---- TASK INPUTS

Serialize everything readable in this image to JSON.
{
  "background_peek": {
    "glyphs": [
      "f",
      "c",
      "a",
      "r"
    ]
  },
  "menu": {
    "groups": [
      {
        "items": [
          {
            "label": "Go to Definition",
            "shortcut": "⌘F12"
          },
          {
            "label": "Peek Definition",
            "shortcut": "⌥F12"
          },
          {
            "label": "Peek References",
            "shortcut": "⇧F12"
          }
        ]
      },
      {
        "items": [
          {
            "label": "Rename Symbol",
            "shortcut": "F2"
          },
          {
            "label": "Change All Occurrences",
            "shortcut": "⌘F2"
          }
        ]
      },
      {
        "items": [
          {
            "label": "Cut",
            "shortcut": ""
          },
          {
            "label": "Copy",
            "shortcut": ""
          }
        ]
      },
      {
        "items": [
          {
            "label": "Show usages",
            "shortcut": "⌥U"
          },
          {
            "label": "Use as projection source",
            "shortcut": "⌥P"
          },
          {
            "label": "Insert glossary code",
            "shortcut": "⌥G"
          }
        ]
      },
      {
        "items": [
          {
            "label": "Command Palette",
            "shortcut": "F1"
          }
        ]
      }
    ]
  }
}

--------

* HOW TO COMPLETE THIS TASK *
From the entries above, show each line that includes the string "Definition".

* ANSWER BELOW *
            "label": "Go to Definition",
            "label": "Peek Definition",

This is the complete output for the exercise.